As The Independent rightly pointed out: "Playing croquet on a Thursday afternoon is not a capital crime." (John Reid may well want to alter that.) Nor is taking part in an away day. Journalists have them, as do academics. They are often held in pleasant places with gardens, and participants often take a stroll. So what's the scandal?
The front-page picture of Dorneywood in The Mail on Sunday showed Prescott with mallet in hand as the Prime Minister was flying to Washington. This was taken soon after a reshuffle that left Prescott with little but his title, salary and country house. An image that could have been uncontroversial was quickly seen as the picture that symbolised the Government and the Deputy Prime Minister.
Or seen so by some. Richard Littlejohn, the Daily Mail's ranter in chief, wrote: "The moment I saw those pictures of Two Jags on the croquet lawn at Dorneywood I knew nothing else was going to upset me all day ... Photos of Two Jags leaning on a croquet mallet topped even those of him hoisting Tracey Temple across his shoulders at the office knees-up."
A little over the top, but no more so than Deborah Orr in The Independent, writing of the "newsprint-led culture of sniggering, childish, misogynistic idiocy" that allowed Prescott to cast himself as a victim of a cynical campaign against him. His "defiant and sulky defence of his right to pat bottoms and hump secretaries" was contemptible.
The Guardian said next day: "Mr Prescott has become the butt of unhappiness with a Government that is seen as hollow, more or less intact on the outside but increasingly directionless within." The Dorneywood pictures summed that up.
Prescott allowed Michael White of The Guardian to travel with him on a birthday train journey to Worksop. The "exclusive" interview broke the news of his decision to pull out of Dorneywood. The following day The Independent's Colin Brown, Prescott's biographer, reported in another "exclusive" interview that the Deputy Prime Minister was reasserting his authority over the cabinet committees he chaired. Prescott believed the Dorneywood croquet row was "subsiding".
There was no evidence for this, and the artificial divide between the politicians and the rest was made clear on BBC2's Newsnight by the Paxman eyebrow. The Labour MP Stephen Pound, so recently a fierce critic of Prescott, suggested that the brave and dignified decision to move out of Dorneywood "drew a line" under the public debate over the job-free salary and perks. Politicians think you can draw lines and separate issues, but the public are influenced by overall impressions, atmospheres and stenches.

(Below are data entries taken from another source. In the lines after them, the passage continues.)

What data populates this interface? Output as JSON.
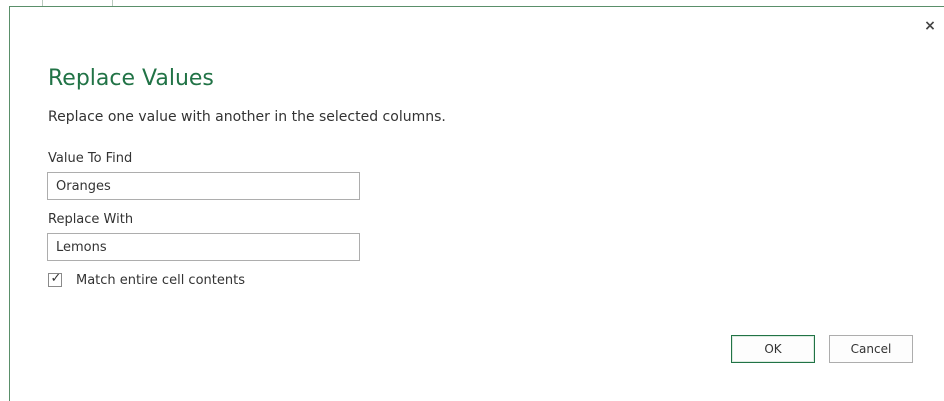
{
  "dialog": {
    "title": "Replace Values",
    "description": "Replace one value with another in the selected columns.",
    "close_glyph": "×"
  },
  "fields": {
    "find": {
      "label": "Value To Find",
      "value": "Oranges"
    },
    "replace": {
      "label": "Replace With",
      "value": "Lemons"
    }
  },
  "options": {
    "match_entire": {
      "label": "Match entire cell contents",
      "checked": true,
      "check_glyph": "✓"
    }
  },
  "buttons": {
    "ok": "OK",
    "cancel": "Cancel"
  },
  "colors": {
    "accent": "#217346",
    "frame": "#5a8f6a"
  }
}
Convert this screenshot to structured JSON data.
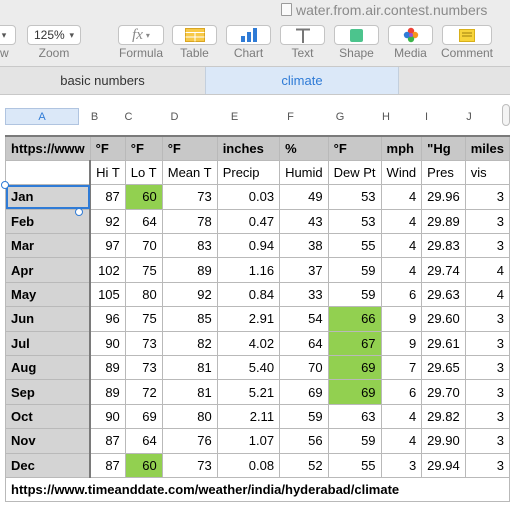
{
  "window": {
    "title": "water.from.air.contest.numbers"
  },
  "toolbar": {
    "zoom_value": "125%",
    "zoom_label": "Zoom",
    "view_label": "w",
    "formula_label": "Formula",
    "table_label": "Table",
    "chart_label": "Chart",
    "text_label": "Text",
    "shape_label": "Shape",
    "media_label": "Media",
    "comment_label": "Comment"
  },
  "tabs": [
    {
      "label": "basic numbers",
      "active": false
    },
    {
      "label": "climate",
      "active": true
    }
  ],
  "columns": [
    "A",
    "B",
    "C",
    "D",
    "E",
    "F",
    "G",
    "H",
    "I",
    "J"
  ],
  "table": {
    "source_url": "https://www.timeanddate.com/weather/india/hyderabad/climate",
    "units_row": [
      "https://www",
      "°F",
      "°F",
      "°F",
      "inches",
      "%",
      "°F",
      "mph",
      "\"Hg",
      "miles"
    ],
    "label_row": [
      "",
      "Hi T",
      "Lo T",
      "Mean T",
      "Precip",
      "Humid",
      "Dew Pt",
      "Wind",
      "Pres",
      "vis"
    ],
    "rows": [
      {
        "month": "Jan",
        "values": [
          "87",
          "60",
          "73",
          "0.03",
          "49",
          "53",
          "4",
          "29.96",
          "3"
        ]
      },
      {
        "month": "Feb",
        "values": [
          "92",
          "64",
          "78",
          "0.47",
          "43",
          "53",
          "4",
          "29.89",
          "3"
        ]
      },
      {
        "month": "Mar",
        "values": [
          "97",
          "70",
          "83",
          "0.94",
          "38",
          "55",
          "4",
          "29.83",
          "3"
        ]
      },
      {
        "month": "Apr",
        "values": [
          "102",
          "75",
          "89",
          "1.16",
          "37",
          "59",
          "4",
          "29.74",
          "4"
        ]
      },
      {
        "month": "May",
        "values": [
          "105",
          "80",
          "92",
          "0.84",
          "33",
          "59",
          "6",
          "29.63",
          "4"
        ]
      },
      {
        "month": "Jun",
        "values": [
          "96",
          "75",
          "85",
          "2.91",
          "54",
          "66",
          "9",
          "29.60",
          "3"
        ]
      },
      {
        "month": "Jul",
        "values": [
          "90",
          "73",
          "82",
          "4.02",
          "64",
          "67",
          "9",
          "29.61",
          "3"
        ]
      },
      {
        "month": "Aug",
        "values": [
          "89",
          "73",
          "81",
          "5.40",
          "70",
          "69",
          "7",
          "29.65",
          "3"
        ]
      },
      {
        "month": "Sep",
        "values": [
          "89",
          "72",
          "81",
          "5.21",
          "69",
          "69",
          "6",
          "29.70",
          "3"
        ]
      },
      {
        "month": "Oct",
        "values": [
          "90",
          "69",
          "80",
          "2.11",
          "59",
          "63",
          "4",
          "29.82",
          "3"
        ]
      },
      {
        "month": "Nov",
        "values": [
          "87",
          "64",
          "76",
          "1.07",
          "56",
          "59",
          "4",
          "29.90",
          "3"
        ]
      },
      {
        "month": "Dec",
        "values": [
          "87",
          "60",
          "73",
          "0.08",
          "52",
          "55",
          "3",
          "29.94",
          "3"
        ]
      }
    ],
    "highlight_color": "#92d050",
    "highlights": [
      {
        "month": "Jan",
        "column": "Lo T"
      },
      {
        "month": "Dec",
        "column": "Lo T"
      },
      {
        "month": "Jun",
        "column": "Dew Pt"
      },
      {
        "month": "Jul",
        "column": "Dew Pt"
      },
      {
        "month": "Aug",
        "column": "Dew Pt"
      },
      {
        "month": "Sep",
        "column": "Dew Pt"
      }
    ],
    "selected_cell": "Jan"
  },
  "colors": {
    "accent_blue": "#2f7bd6",
    "active_tab_bg": "#dbe8f8",
    "header_gray": "#c8c8c8"
  },
  "icons": [
    "document-icon",
    "formula-icon",
    "table-icon",
    "chart-icon",
    "text-icon",
    "shape-icon",
    "media-icon",
    "comment-icon",
    "chevron-down-icon"
  ]
}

Prescott placed himself in the spotlight by becoming a politician and by his own actions and conceits. Down the years he's played it rough with the best of them. He ended up with all the trappings of power and he has sometimes put on airs. Now it is all coming to an end, he blames the media.

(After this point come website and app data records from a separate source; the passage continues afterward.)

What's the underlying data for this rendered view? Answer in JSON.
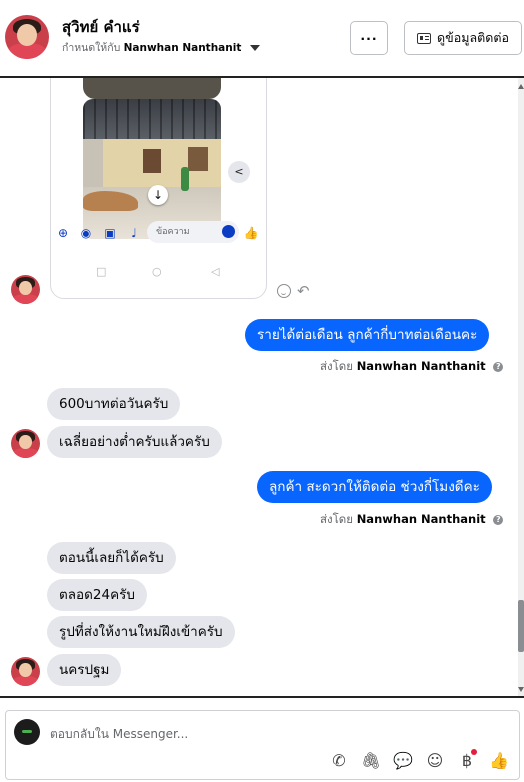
{
  "header": {
    "contact_name": "สุวิทย์ คำแร่",
    "assigned_prefix": "กำหนดให้กับ",
    "assigned_to": "Nanwhan Nanthanit",
    "more_label": "···",
    "view_contact_label": "ดูข้อมูลติดต่อ"
  },
  "phone_screenshot": {
    "input_placeholder": "ข้อความ"
  },
  "messages": [
    {
      "dir": "out",
      "text": "รายได้ต่อเดือน ลูกค้ากี่บาทต่อเดือนคะ"
    },
    {
      "dir": "in",
      "text": "600บาทต่อวันครับ"
    },
    {
      "dir": "in",
      "text": "เฉลี่ยอย่างต่ำครับแล้วครับ"
    },
    {
      "dir": "out",
      "text": "ลูกค้า สะดวกให้ติดต่อ ช่วงกี่โมงดีคะ"
    },
    {
      "dir": "in",
      "text": "ตอนนี้เลยก็ได้ครับ"
    },
    {
      "dir": "in",
      "text": "ตลอด24ครับ"
    },
    {
      "dir": "in",
      "text": "รูปที่ส่งให้งานใหม่ฝึงเข้าครับ"
    },
    {
      "dir": "in",
      "text": "นครปฐม"
    }
  ],
  "sent_by": {
    "prefix": "ส่งโดย",
    "name": "Nanwhan Nanthanit"
  },
  "composer": {
    "placeholder": "ตอบกลับใน Messenger..."
  },
  "colors": {
    "outgoing_bubble": "#0866ff",
    "incoming_bubble": "#e4e6eb",
    "phone_accent": "#0a3cc4"
  }
}
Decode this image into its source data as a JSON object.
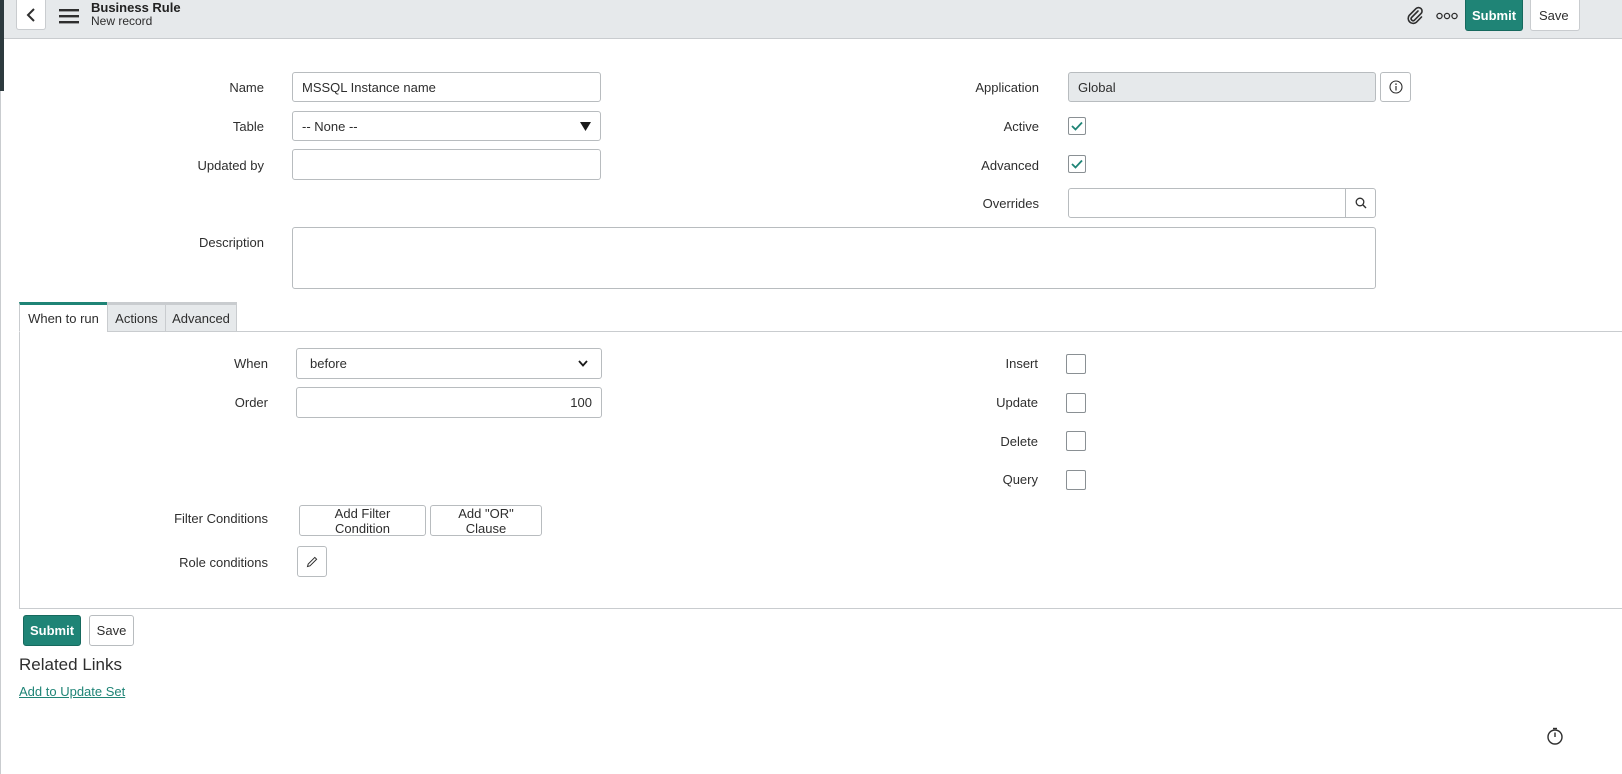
{
  "header": {
    "title": "Business Rule",
    "subtitle": "New record",
    "submit_label": "Submit",
    "save_label": "Save",
    "icons": [
      "back-chevron-icon",
      "hamburger-menu-icon",
      "paperclip-icon",
      "more-options-icon"
    ]
  },
  "form": {
    "name": {
      "label": "Name",
      "value": "MSSQL Instance name"
    },
    "table": {
      "label": "Table",
      "value": "-- None --"
    },
    "updated_by": {
      "label": "Updated by",
      "value": ""
    },
    "description": {
      "label": "Description",
      "value": ""
    },
    "application": {
      "label": "Application",
      "value": "Global"
    },
    "active": {
      "label": "Active",
      "checked": true
    },
    "advanced": {
      "label": "Advanced",
      "checked": true
    },
    "overrides": {
      "label": "Overrides",
      "value": ""
    }
  },
  "tabs": [
    {
      "label": "When to run",
      "active": true
    },
    {
      "label": "Actions",
      "active": false
    },
    {
      "label": "Advanced",
      "active": false
    }
  ],
  "when_to_run": {
    "when": {
      "label": "When",
      "value": "before"
    },
    "order": {
      "label": "Order",
      "value": "100"
    },
    "insert": {
      "label": "Insert",
      "checked": false
    },
    "update": {
      "label": "Update",
      "checked": false
    },
    "delete": {
      "label": "Delete",
      "checked": false
    },
    "query": {
      "label": "Query",
      "checked": false
    },
    "filter_conditions": {
      "label": "Filter Conditions",
      "add_filter_label": "Add Filter Condition",
      "add_or_label": "Add \"OR\" Clause"
    },
    "role_conditions": {
      "label": "Role conditions"
    }
  },
  "footer": {
    "submit_label": "Submit",
    "save_label": "Save",
    "related_links_title": "Related Links",
    "related_links": [
      {
        "label": "Add to Update Set"
      }
    ]
  },
  "colors": {
    "accent": "#1f8476",
    "header_bg": "#e6e9eb",
    "border": "#b8bcbf"
  }
}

Peter Cole is professor of journalism at the University of SheffieldReuse content